Peter Bert refers in his excellent Dispute Resolution in Germany blog to a lecture of Mathias Reimann with the title “Why Americans make better global lawyers.” The lecture is scheduled for November 5, 2012. Peter does not further comment on the topic but invites his readers to do so and promises that he tries to follow-up in due course.
The concept is well-known: Invent a provocative title and people will start questioning and discussing it. Seems to work with me. I followed Peter’s invitation and listed below six reasons, why Europeans make better international lawyers. I am aware that such statement is too general to be taken seriously. However, I consider it a legitimate approach to discuss the increasing globalization of in-house legal departments and how legal departments shall approach this challenge (Reimann probably has complete different approach, given his specialization in the areas of comparative law, private international law and legal history).
Why Europeans make better international lawyersGlobal is more than just the common law world How does Reimann define "global?" It seems obvious that global should mean all continents, all countries of this world. I have often the impression that US lawyers (and law firms) very much confine global to primarily US, UK, Australia and maybe some other common law jurisdictions. If defined that narrowly as the common law world, Americans might in fact be better global lawyers (at least compared to non common law lawyers). But if you use a truly global view, the situation looks quite different. Lawyers work internationally, not globallyGlobal implies a one-size fits all approach.

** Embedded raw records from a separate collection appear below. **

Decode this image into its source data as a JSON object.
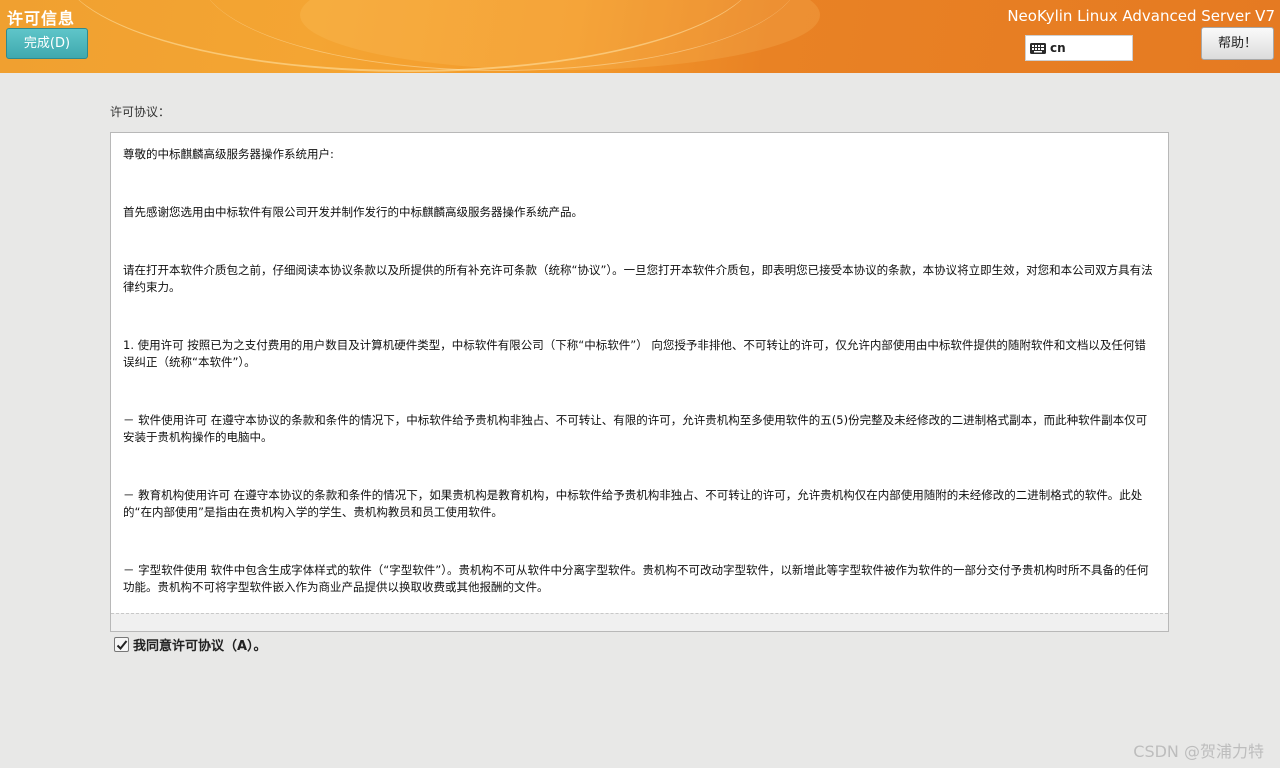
{
  "header": {
    "title": "许可信息",
    "done_label": "完成(D)",
    "product": "NeoKylin Linux Advanced Server V7",
    "keyboard_layout": "cn",
    "help_label": "帮助！",
    "colors": {
      "accent_orange": "#f0a030",
      "done_button": "#4fb8bd"
    }
  },
  "license": {
    "section_label": "许可协议：",
    "greeting": "尊敬的中标麒麟高级服务器操作系统用户:",
    "paragraphs": [
      " 首先感谢您选用由中标软件有限公司开发并制作发行的中标麒麟高级服务器操作系统产品。",
      " 请在打开本软件介质包之前，仔细阅读本协议条款以及所提供的所有补充许可条款（统称“协议”）。一旦您打开本软件介质包，即表明您已接受本协议的条款，本协议将立即生效，对您和本公司双方具有法律约束力。",
      " 1. 使用许可 按照已为之支付费用的用户数目及计算机硬件类型，中标软件有限公司（下称“中标软件”） 向您授予非排他、不可转让的许可，仅允许内部使用由中标软件提供的随附软件和文档以及任何错误纠正（统称“本软件”）。",
      " － 软件使用许可 在遵守本协议的条款和条件的情况下，中标软件给予贵机构非独占、不可转让、有限的许可，允许贵机构至多使用软件的五(5)份完整及未经修改的二进制格式副本，而此种软件副本仅可安装于贵机构操作的电脑中。",
      " － 教育机构使用许可 在遵守本协议的条款和条件的情况下，如果贵机构是教育机构，中标软件给予贵机构非独占、不可转让的许可，允许贵机构仅在内部使用随附的未经修改的二进制格式的软件。此处的“在内部使用”是指由在贵机构入学的学生、贵机构教员和员工使用软件。",
      " － 字型软件使用 软件中包含生成字体样式的软件（“字型软件”）。贵机构不可从软件中分离字型软件。贵机构不可改动字型软件，以新增此等字型软件被作为软件的一部分交付予贵机构时所不具备的任何功能。贵机构不可将字型软件嵌入作为商业产品提供以换取收费或其他报酬的文件。"
    ],
    "agree_label": "我同意许可协议（A）。",
    "agree_checked": true
  },
  "watermark": "CSDN @贺浦力特"
}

This is not untypical for American companies (strong headquarters, centralized decision-making) and lawmakers (extraterritorial US regulations, FCPA, SOX, etc.). Facebook for instance has a global approach: All Facebook users, no matter where in the world, use the same platform ...Zum vollständigen Artikel